In the Bay Area, job hopping is a de facto state for many engineers. If you’ve been at a software company for more than a couple years, you generally don’t bring it up in polite company. This has always seemed strange to me because I’ve tended to learn the more profound aspects of software development a couple years into my jobs. For a San Francisco citizen to read that John Carmack shares the same belief was both reassuring and refreshing.
One of those more profound lessons that seems to come only with “complete product cycles” is developing an intuition of what to build, when to do it, and whether you should be idealistic or pragmatic in how you go about doing it. At pMD, we constantly strive to answer these three questions. As a software team we split our time and resources between improving the present world for our users and their patients while also trying to shape the future for our industry.

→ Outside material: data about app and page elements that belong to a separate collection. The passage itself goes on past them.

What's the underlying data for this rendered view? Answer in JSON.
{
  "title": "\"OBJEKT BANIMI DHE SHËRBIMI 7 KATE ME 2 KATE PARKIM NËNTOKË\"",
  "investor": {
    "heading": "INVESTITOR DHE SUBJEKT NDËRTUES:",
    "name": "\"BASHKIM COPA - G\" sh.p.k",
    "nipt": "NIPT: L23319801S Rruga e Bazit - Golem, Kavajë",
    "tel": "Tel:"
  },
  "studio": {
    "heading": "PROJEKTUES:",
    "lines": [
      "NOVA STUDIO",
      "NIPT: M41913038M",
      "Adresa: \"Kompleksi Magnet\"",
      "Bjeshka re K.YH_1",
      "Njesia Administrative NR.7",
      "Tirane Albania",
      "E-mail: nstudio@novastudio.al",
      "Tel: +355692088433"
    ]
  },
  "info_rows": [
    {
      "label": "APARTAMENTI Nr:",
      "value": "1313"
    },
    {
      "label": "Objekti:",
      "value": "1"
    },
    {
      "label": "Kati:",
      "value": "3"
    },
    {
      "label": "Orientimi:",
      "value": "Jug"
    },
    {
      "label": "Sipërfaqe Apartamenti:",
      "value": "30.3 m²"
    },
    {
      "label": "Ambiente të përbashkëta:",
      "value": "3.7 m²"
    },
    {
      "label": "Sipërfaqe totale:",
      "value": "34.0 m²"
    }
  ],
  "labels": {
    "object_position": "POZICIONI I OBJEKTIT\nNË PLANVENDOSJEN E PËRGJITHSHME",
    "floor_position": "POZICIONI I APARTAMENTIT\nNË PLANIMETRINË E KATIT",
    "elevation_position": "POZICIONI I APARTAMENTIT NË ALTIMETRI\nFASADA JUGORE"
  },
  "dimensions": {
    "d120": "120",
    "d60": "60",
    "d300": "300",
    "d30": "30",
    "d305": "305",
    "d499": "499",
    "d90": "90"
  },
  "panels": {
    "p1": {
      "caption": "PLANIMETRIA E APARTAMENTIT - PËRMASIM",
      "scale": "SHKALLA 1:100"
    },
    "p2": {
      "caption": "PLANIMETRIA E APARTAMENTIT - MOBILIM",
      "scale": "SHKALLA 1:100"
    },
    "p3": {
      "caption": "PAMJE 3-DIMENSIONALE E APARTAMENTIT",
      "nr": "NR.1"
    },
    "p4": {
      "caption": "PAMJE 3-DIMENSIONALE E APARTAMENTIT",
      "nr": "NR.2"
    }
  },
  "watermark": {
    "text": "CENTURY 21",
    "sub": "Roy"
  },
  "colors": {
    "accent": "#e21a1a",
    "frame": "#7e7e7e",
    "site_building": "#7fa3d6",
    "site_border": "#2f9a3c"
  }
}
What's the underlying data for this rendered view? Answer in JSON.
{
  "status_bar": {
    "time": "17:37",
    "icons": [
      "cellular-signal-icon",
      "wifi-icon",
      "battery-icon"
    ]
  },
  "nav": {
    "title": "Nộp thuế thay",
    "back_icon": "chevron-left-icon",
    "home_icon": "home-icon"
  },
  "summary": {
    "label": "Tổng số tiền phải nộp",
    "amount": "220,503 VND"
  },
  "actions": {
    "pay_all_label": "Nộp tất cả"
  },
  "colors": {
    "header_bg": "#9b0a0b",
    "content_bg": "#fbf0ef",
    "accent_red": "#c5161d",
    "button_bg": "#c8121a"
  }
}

Writing and maintaining software that addresses both needs is a highly complex and risky process. If we build the wrong thing and execute poorly, we not only have wasted precious resources, but we quite possibly have endangered the quality of life for our existing users and the patients they care for. It’s necessary to have gone through several full life cycles of products and features to have a chance at doing the above successfully.
A full product life cycle begins with inception, planning, building, maintaining, and “ends” with continuous evolving of a product. For many products that tackle complex domains like health care, this cycle actually never really ends but provides a continuous stream of feedback that educates and inspires future decisions that may span many years. This “wisdom,” as Carmack calls it, colors the thousands of decisions that must be answered from what to build all the way down to the schema of a database table. It is unfathomable to me that a career that rarely extends beyond the building stage can lead one to the epiphanies needed to educate future work. I am growing optimistic, however, that more and more software developers are rediscovering the value of sticking around to see their work grow and mature. The more we hold ourselves accountable for the long term consequences of what we build, the more value we can add for our users and society.